Mark Zuckerberg has sold his plush San Francisco home for this whopping amount
Mark Zuckerberg had bought this plush home for $10 million ( ₹80 crores) in 2012. The 7,000 square-foot house located in the Liberty Hill neighbourhood off Dolores Park. It is close to the Mission District and the Zuckerberg San Francisco General Hospital and Trauma Center.
Facebook co-founder Mark Zuckerberg sold his San Francisco home for a whopping $31 million (nearly ₹250 crores). It is the most expensive home sale this year in the city, Bloomberg reported.
The Meta Platforms CEO had bought this plush home for $10 million ( ₹80 crores) in 2012. The 7,000 square-foot house located in the Liberty Hill neighbourhood off Dolores Park. It is close to the Mission District and the Zuckerberg San Francisco General Hospital and Trauma Center. The home was built in 1928 and sits on a quarter-acre lot, the listing says.
He had bought the home months after the social media platform went public. In 2013, he and his wife Priscilla Chan had undertook a multi-million dollar renovation project, which included additions like a laundry room, wine room, wet bar and greenhouse.
The purchase comes months after Zuckerberg lost $29 billion ( ₹2,312 crores) as Meta's stocks marked a record one-day plunge on February 4. The social media platform's parent firm stocks fell by 26 per cent, erasing more than $200 billion in the biggest ever single-day market value wipeout for a US company.
Zuckerberg owns about 12.8% of the tech behemoth formerly known as Facebook. The Facebook co-founder had disclosed last year that his company will be known as Meta Platforms, a move to reflect its commitment to develop the new digital world called metaverse.

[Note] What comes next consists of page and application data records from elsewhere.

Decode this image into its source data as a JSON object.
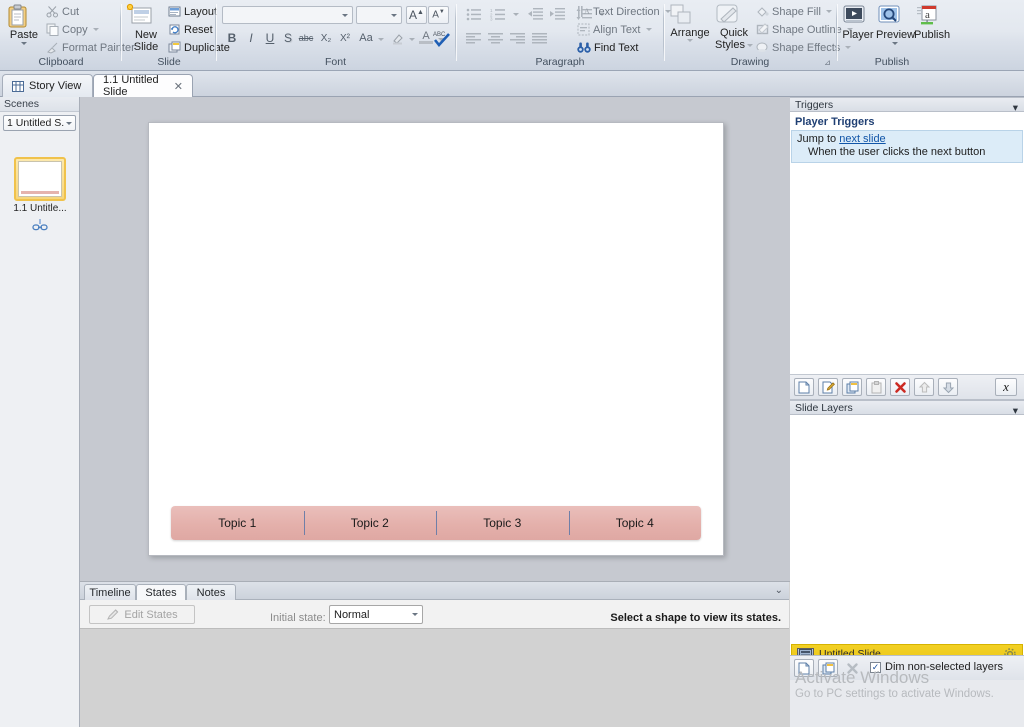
{
  "ribbon": {
    "groups": [
      {
        "name": "Clipboard",
        "label": "Clipboard"
      },
      {
        "name": "Slide",
        "label": "Slide"
      },
      {
        "name": "Font",
        "label": "Font"
      },
      {
        "name": "Paragraph",
        "label": "Paragraph"
      },
      {
        "name": "Drawing",
        "label": "Drawing"
      },
      {
        "name": "Publish",
        "label": "Publish"
      }
    ],
    "clipboard": {
      "paste": "Paste",
      "cut": "Cut",
      "copy": "Copy",
      "format_painter": "Format Painter"
    },
    "slide": {
      "new_slide": "New\nSlide",
      "new_slide_line1": "New",
      "new_slide_line2": "Slide",
      "layout": "Layout",
      "reset": "Reset",
      "duplicate": "Duplicate"
    },
    "font": {
      "font_family_value": "",
      "font_size_value": "",
      "grow_font": "A",
      "shrink_font": "A",
      "clear_formatting": "clear-formatting",
      "bold": "B",
      "italic": "I",
      "underline": "U",
      "shadow": "S",
      "strikethrough": "abc",
      "subscript": "X₂",
      "superscript": "X²",
      "change_case": "Aa",
      "text_highlight": "highlight",
      "font_color": "A",
      "spelling": "ABC"
    },
    "paragraph": {
      "text_direction": "Text Direction",
      "align_text": "Align Text",
      "find_text": "Find Text"
    },
    "drawing": {
      "arrange": "Arrange",
      "quick_styles_line1": "Quick",
      "quick_styles_line2": "Styles",
      "shape_fill": "Shape Fill",
      "shape_outline": "Shape Outline",
      "shape_effects": "Shape Effects"
    },
    "publish": {
      "player": "Player",
      "preview": "Preview",
      "publish": "Publish"
    }
  },
  "tabs": [
    {
      "label": "Story View",
      "icon": "story-view-icon",
      "active": false,
      "closable": false
    },
    {
      "label": "1.1 Untitled Slide",
      "icon": "",
      "active": true,
      "closable": true,
      "close_glyph": "✕"
    }
  ],
  "left_panel": {
    "header": "Scenes",
    "scene_selector_value": "1 Untitled S...",
    "thumbnail_label": "1.1 Untitle...",
    "thumbnail_link_icon": "link-icon"
  },
  "slide": {
    "topics": [
      "Topic 1",
      "Topic 2",
      "Topic 3",
      "Topic 4"
    ],
    "topic_bar_color": "#e4b0ab"
  },
  "bottom_panel": {
    "tabs": [
      {
        "label": "Timeline",
        "active": false
      },
      {
        "label": "States",
        "active": true
      },
      {
        "label": "Notes",
        "active": false
      }
    ],
    "collapse_glyph": "⌄",
    "edit_states_button": "Edit States",
    "edit_states_icon": "pencil-icon",
    "initial_state_label": "Initial state:",
    "initial_state_value": "Normal",
    "status_hint": "Select a shape to view its states."
  },
  "triggers_panel": {
    "header": "Triggers",
    "collapse_glyph": "▾",
    "section_title": "Player Triggers",
    "items": [
      {
        "action_prefix": "Jump to",
        "action_target": "next slide",
        "condition": "When the user clicks the next button"
      }
    ],
    "toolbar": [
      {
        "name": "new-trigger-button",
        "glyph": "⬜",
        "disabled": false
      },
      {
        "name": "edit-trigger-button",
        "glyph": "✎",
        "disabled": false
      },
      {
        "name": "copy-trigger-button",
        "glyph": "⧉",
        "disabled": false
      },
      {
        "name": "paste-trigger-button",
        "glyph": "⎙",
        "disabled": true
      },
      {
        "name": "delete-trigger-button",
        "glyph": "✕",
        "disabled": false
      },
      {
        "name": "move-up-button",
        "glyph": "⌃",
        "disabled": true
      },
      {
        "name": "move-down-button",
        "glyph": "⬇",
        "disabled": true
      },
      {
        "name": "trigger-variables-button",
        "glyph": "𝑥",
        "disabled": false
      }
    ]
  },
  "layers_panel": {
    "header": "Slide Layers",
    "collapse_glyph": "▾",
    "base_layer": {
      "name": "Untitled Slide",
      "icon": "slide-icon",
      "gear_icon": "gear-icon"
    },
    "toolbar": [
      {
        "name": "new-layer-button",
        "glyph": "⬜",
        "disabled": false
      },
      {
        "name": "duplicate-layer-button",
        "glyph": "⧉",
        "disabled": false
      },
      {
        "name": "delete-layer-button",
        "glyph": "✕",
        "disabled": true
      }
    ],
    "dim_checkbox_label": "Dim non-selected layers",
    "dim_checkbox_checked": true,
    "check_glyph": "✓"
  },
  "watermark": {
    "line1": "Activate Windows",
    "line2": "Go to PC settings to activate Windows."
  }
}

The company has introduced measures to prepare itself against competitors including video platform TikTok. Facebook will suggest posts to users with its machine learning ranking system and is investing in artificial intelligence (AI) to serve recommended content, Reuters reported.
A new separate tab called 'Feeds' will offer a version of the old approach, which overwhelmingly features posts from friends, pages and groups that users actively choose to follow.